Mortgage Achilles is BDRC Continental’s annual study of the “mind of the mortgage market” and was established in 1996. The Mortgage Achilles findings were based on 1001 interviews conducted in September and October of 2012 among a nationally representative sample of
mortgage holders in Great Britain, of whom 196 held an interest-only mortgage. The Mortgage Achilles report on interest-only mortgages was published in January 2013.
The term ‘interest-only’ includes mortgage holders with endowment mortgages and those with ‘pure interest only’ mortgages (where there is no assigned investment to repay the capital).
Origin of “ticking time bomb”
The words “ticking time bomb” were first used by Martin Fallon MP at a Treasury Select Committee meeting in March 2012. The notion that interest-only mortgages are a “ticking time bomb” was endorsed by FSA Director Martin Wheatley.
About BDRC Continental
BDRC Continental is an award-winning insight agency. We help our clients get closer to their customers by translating data into actionable business intelligence. We do this through our range of market-leading insight tools, a dedicated suite of advanced analytics and over two decades of experience working with leading service sector brands across the globe.

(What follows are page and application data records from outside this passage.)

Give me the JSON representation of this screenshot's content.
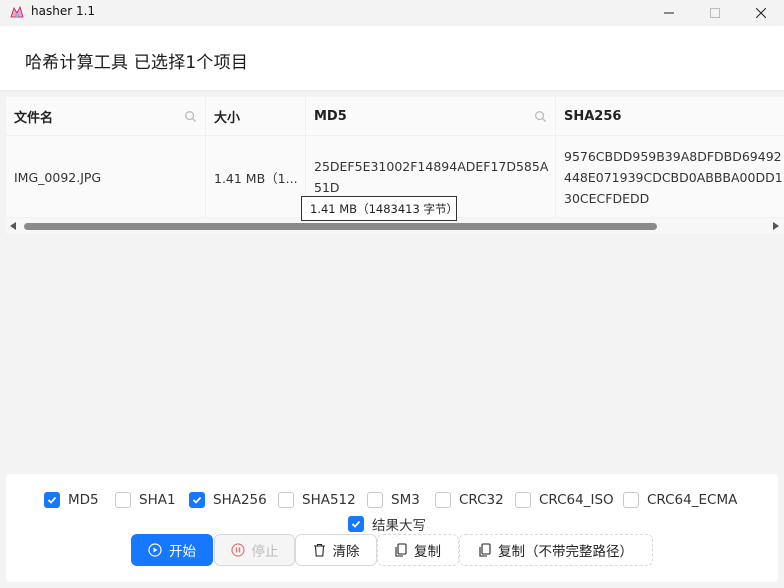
{
  "window": {
    "title": "hasher 1.1",
    "minimize": "—",
    "maximize": "☐",
    "close": "✕"
  },
  "header": {
    "title": "哈希计算工具 已选择1个项目"
  },
  "table": {
    "columns": [
      "文件名",
      "大小",
      "MD5",
      "SHA256"
    ],
    "rows": [
      {
        "name": "IMG_0092.JPG",
        "size": "1.41 MB（1...",
        "md5": "25DEF5E31002F14894ADEF17D585A51D",
        "sha256": "9576CBDD959B39A8DFDBD69492448E071939CDCBD0ABBBA00DD130CECFDEDD"
      }
    ],
    "tooltip": "1.41 MB（1483413 字节）"
  },
  "options": {
    "algorithms": [
      {
        "label": "MD5",
        "checked": true
      },
      {
        "label": "SHA1",
        "checked": false
      },
      {
        "label": "SHA256",
        "checked": true
      },
      {
        "label": "SHA512",
        "checked": false
      },
      {
        "label": "SM3",
        "checked": false
      },
      {
        "label": "CRC32",
        "checked": false
      },
      {
        "label": "CRC64_ISO",
        "checked": false
      },
      {
        "label": "CRC64_ECMA",
        "checked": false
      }
    ],
    "uppercase": {
      "label": "结果大写",
      "checked": true
    }
  },
  "actions": {
    "start": "开始",
    "stop": "停止",
    "clear": "清除",
    "copy": "复制",
    "copy_no_path": "复制（不带完整路径）"
  },
  "colors": {
    "accent": "#1677ff",
    "stop_icon": "#e57373"
  }
}
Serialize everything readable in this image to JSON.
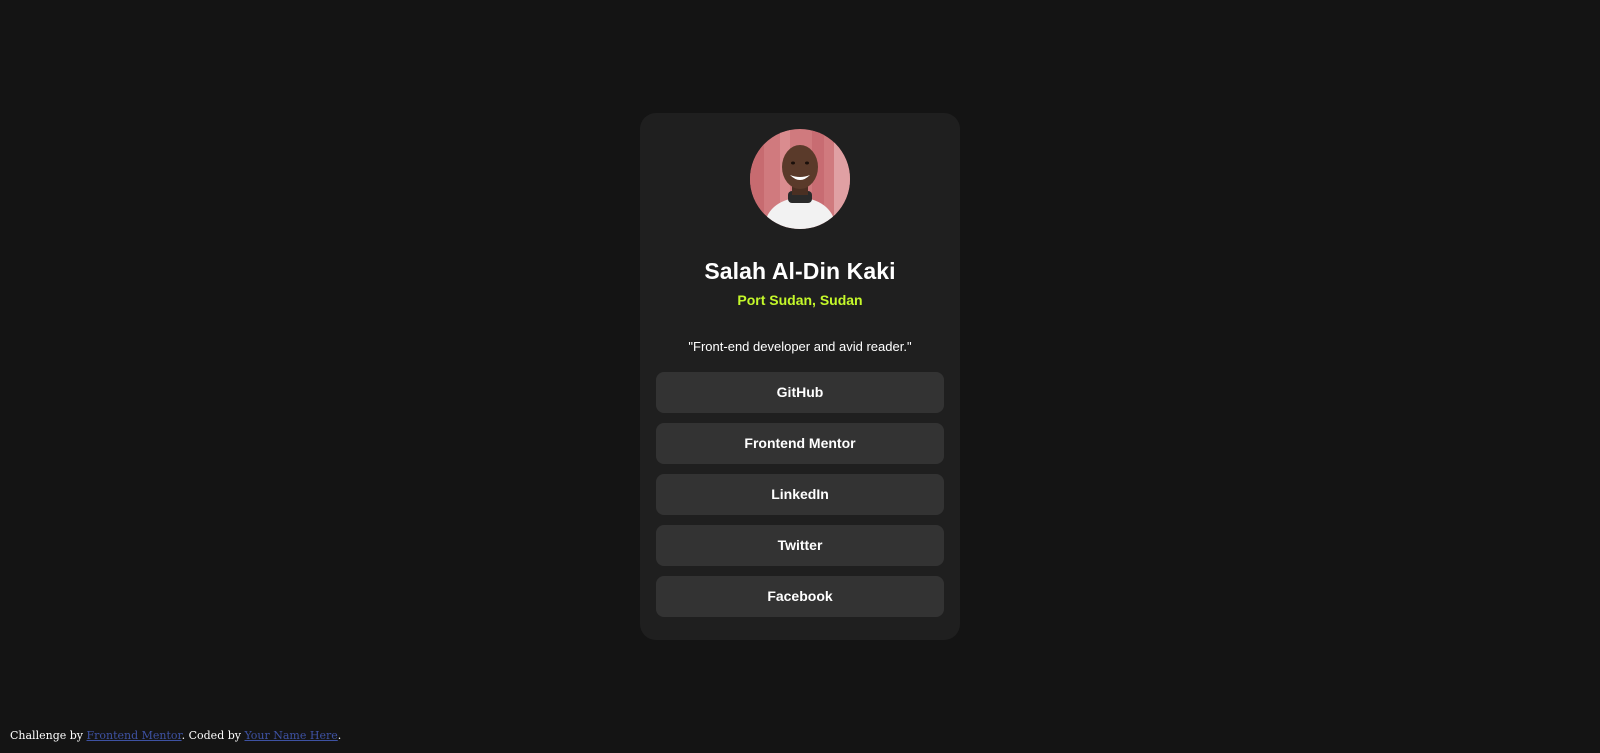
{
  "profile": {
    "name": "Salah Al-Din Kaki",
    "location": "Port Sudan, Sudan",
    "bio": "\"Front-end developer and avid reader.\"",
    "avatar_alt": "avatar"
  },
  "links": [
    {
      "label": "GitHub"
    },
    {
      "label": "Frontend Mentor"
    },
    {
      "label": "LinkedIn"
    },
    {
      "label": "Twitter"
    },
    {
      "label": "Facebook"
    }
  ],
  "footer": {
    "prefix": "Challenge by ",
    "challenge_link": "Frontend Mentor",
    "middle": ". Coded by ",
    "author_link": "Your Name Here",
    "suffix": "."
  },
  "colors": {
    "background": "#141414",
    "card": "#1f1f1f",
    "button": "#333333",
    "accent": "#c4f82a",
    "text": "#ffffff",
    "footer_link": "#3e52a3"
  }
}
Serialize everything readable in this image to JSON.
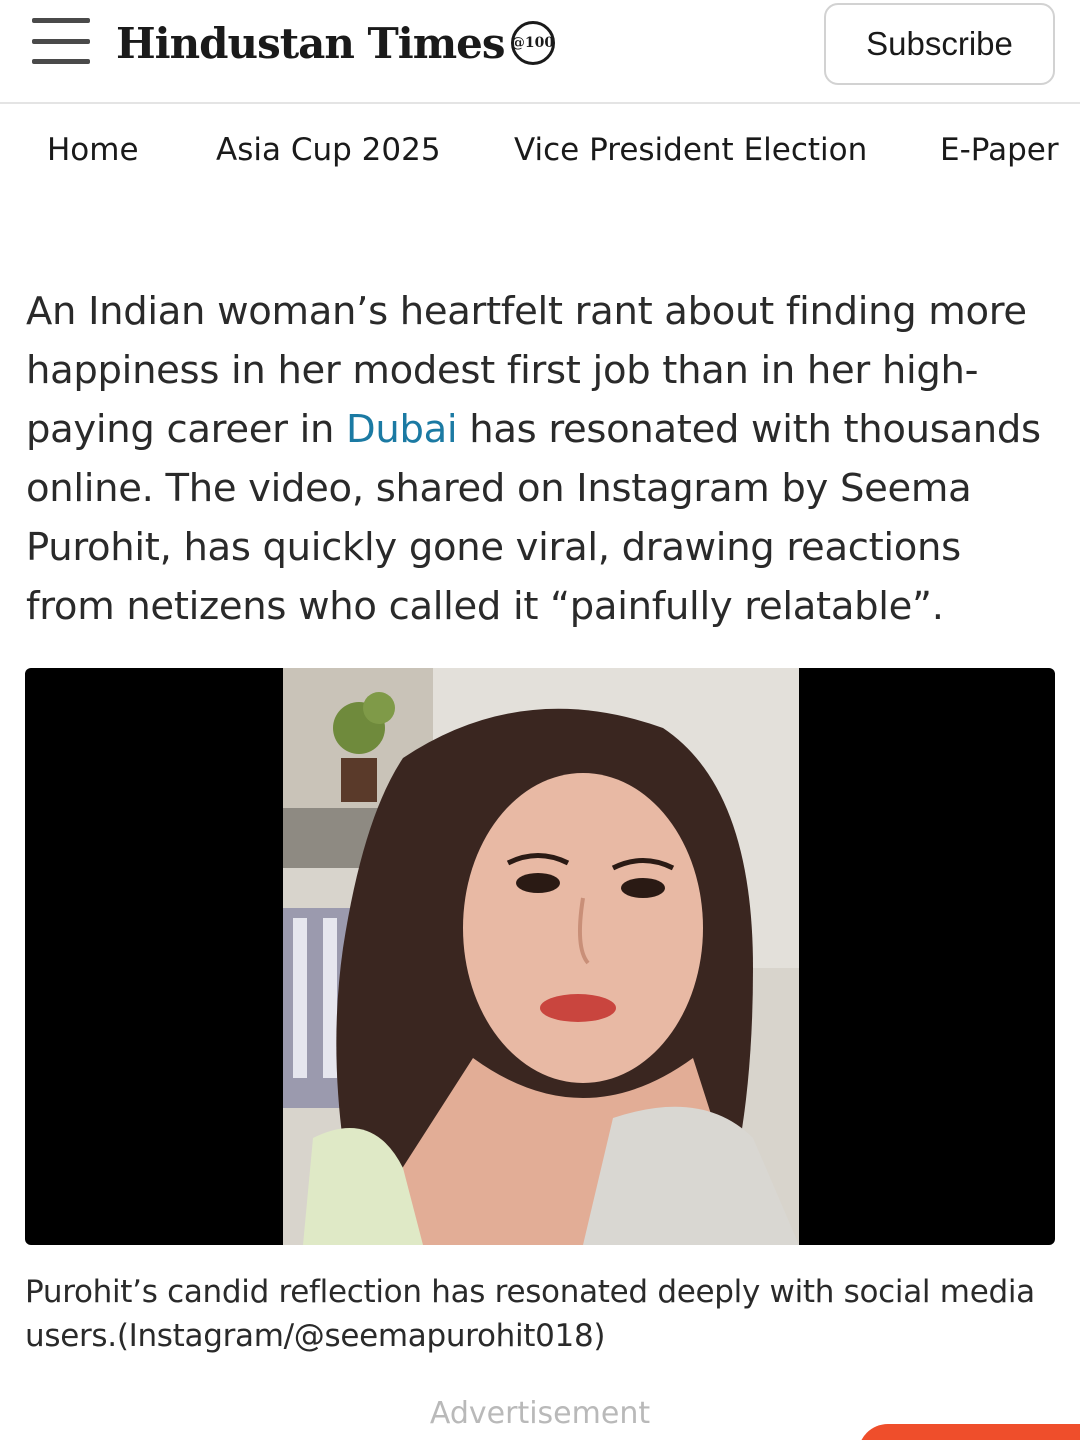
{
  "header": {
    "logo_text": "Hindustan Times",
    "logo_badge": "@100",
    "subscribe_label": "Subscribe"
  },
  "nav": {
    "items": [
      {
        "label": "Home"
      },
      {
        "label": "Asia Cup 2025"
      },
      {
        "label": "Vice President Election"
      },
      {
        "label": "E-Paper"
      }
    ]
  },
  "article": {
    "intro_before_link": "An Indian woman’s heartfelt rant about finding more happiness in her modest first job than in her high-paying career in ",
    "link_text": "Dubai",
    "intro_after_link": " has resonated with thousands online. The video, shared on Instagram by Seema Purohit, has quickly gone viral, drawing reactions from netizens who called it “painfully relatable”.",
    "caption": "Purohit’s candid reflection has resonated deeply with social media users.(Instagram/@seemapurohit018)"
  },
  "footer": {
    "advertisement_label": "Advertisement"
  },
  "colors": {
    "link": "#1b7aa3",
    "accent": "#ef4e2b"
  },
  "icons": {
    "menu": "hamburger-menu-icon"
  }
}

Established in 1991, we have an unrivalled reputation as a full service research consultancy with specialist expertise across a number of sectors including hotels, meetings & hospitality, financial services, media & advertising, Government & not for profit, culture & leisure, tourism, travel & transport and sports & sponsorship. As well as undertaking bespoke research for a wide variety of clients, we conduct a number of syndicated studies and have developed proprietary techniques including Tracktion, Grapevine, Service Intensity, the Business Opinion Omnibus, SME Finance Monitor and ZMET Visionary Thinking.